- [WHAT THIS TASK INVOLVES]: In how many lines of the records below does the word "icon" appear? Reply with the number only.
==============================
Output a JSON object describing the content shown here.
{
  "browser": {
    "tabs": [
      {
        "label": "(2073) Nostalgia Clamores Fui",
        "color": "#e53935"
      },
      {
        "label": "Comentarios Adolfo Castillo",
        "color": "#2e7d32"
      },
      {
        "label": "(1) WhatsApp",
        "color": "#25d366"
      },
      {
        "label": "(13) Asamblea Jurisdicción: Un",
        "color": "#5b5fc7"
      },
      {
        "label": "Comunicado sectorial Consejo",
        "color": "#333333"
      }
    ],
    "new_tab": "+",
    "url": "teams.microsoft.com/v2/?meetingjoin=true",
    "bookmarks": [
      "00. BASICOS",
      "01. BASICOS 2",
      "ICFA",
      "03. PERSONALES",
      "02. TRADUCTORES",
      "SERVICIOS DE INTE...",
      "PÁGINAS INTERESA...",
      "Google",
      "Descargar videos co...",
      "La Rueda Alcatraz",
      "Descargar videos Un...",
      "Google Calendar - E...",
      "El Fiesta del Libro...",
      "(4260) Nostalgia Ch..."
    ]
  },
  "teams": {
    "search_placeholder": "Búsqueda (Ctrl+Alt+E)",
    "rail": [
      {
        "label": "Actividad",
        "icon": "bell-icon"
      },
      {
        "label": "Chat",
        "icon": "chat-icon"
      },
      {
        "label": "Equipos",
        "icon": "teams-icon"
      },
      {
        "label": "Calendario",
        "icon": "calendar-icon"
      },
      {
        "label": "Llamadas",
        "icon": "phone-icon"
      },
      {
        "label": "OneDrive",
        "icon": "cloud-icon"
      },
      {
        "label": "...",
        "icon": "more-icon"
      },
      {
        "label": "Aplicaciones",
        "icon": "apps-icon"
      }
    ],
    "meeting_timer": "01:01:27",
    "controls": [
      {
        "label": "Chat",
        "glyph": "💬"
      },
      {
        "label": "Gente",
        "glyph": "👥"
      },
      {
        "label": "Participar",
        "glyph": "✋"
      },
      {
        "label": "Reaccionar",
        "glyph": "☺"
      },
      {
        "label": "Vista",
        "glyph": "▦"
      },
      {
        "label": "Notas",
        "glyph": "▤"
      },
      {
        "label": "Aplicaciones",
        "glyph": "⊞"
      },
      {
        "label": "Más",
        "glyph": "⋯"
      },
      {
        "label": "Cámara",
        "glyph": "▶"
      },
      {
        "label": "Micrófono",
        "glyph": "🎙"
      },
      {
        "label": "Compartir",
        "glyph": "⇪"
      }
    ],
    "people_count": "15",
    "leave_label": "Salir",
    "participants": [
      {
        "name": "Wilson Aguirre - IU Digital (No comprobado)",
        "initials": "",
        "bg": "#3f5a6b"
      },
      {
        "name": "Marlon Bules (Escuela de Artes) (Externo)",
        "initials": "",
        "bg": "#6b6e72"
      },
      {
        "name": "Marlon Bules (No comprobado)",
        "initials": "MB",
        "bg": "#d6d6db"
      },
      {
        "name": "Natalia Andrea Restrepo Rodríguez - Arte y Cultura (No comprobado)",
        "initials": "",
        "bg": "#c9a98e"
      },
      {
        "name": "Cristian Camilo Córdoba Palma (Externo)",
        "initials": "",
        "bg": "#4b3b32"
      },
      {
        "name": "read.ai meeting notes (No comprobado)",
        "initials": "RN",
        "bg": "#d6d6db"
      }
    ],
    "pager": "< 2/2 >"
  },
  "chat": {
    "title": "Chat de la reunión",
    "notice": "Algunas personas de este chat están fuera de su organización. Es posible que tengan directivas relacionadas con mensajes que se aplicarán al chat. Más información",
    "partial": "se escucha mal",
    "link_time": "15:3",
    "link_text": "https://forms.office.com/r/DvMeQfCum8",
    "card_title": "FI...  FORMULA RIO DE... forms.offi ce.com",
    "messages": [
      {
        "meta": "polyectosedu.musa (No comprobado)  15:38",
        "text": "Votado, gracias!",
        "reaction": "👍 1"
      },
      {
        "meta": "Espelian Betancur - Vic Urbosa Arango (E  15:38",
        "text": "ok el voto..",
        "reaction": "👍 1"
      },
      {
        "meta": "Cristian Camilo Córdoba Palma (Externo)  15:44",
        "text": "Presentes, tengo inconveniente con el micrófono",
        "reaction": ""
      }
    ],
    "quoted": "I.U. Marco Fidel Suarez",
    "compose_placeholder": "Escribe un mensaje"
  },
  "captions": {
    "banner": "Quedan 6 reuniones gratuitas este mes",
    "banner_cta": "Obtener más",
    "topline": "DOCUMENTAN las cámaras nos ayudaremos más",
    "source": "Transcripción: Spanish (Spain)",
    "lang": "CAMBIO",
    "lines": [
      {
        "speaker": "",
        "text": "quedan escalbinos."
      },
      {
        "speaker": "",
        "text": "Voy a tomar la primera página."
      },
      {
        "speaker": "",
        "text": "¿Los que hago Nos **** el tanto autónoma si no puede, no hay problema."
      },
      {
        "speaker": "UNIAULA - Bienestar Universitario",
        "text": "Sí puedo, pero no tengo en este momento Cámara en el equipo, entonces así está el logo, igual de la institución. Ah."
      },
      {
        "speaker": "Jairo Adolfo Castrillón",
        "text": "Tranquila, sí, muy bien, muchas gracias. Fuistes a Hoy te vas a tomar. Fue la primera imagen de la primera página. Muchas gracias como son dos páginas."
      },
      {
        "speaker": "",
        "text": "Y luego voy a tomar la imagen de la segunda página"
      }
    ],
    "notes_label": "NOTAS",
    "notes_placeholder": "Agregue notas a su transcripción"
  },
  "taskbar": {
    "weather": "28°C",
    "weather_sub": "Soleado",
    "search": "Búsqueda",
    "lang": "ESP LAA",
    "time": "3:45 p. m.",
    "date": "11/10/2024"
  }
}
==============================
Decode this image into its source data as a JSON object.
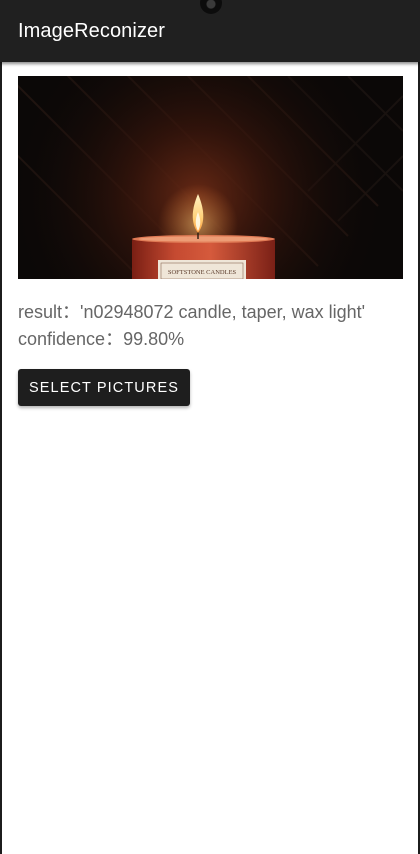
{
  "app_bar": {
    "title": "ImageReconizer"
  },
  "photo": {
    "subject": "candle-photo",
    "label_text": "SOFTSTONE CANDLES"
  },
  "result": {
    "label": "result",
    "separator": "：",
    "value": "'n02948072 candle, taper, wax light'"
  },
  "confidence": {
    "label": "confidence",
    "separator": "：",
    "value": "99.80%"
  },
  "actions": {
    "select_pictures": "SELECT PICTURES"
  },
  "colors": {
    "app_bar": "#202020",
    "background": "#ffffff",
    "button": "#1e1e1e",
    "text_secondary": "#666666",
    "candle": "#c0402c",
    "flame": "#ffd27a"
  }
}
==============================
- [EXERCISE RESULT]: 8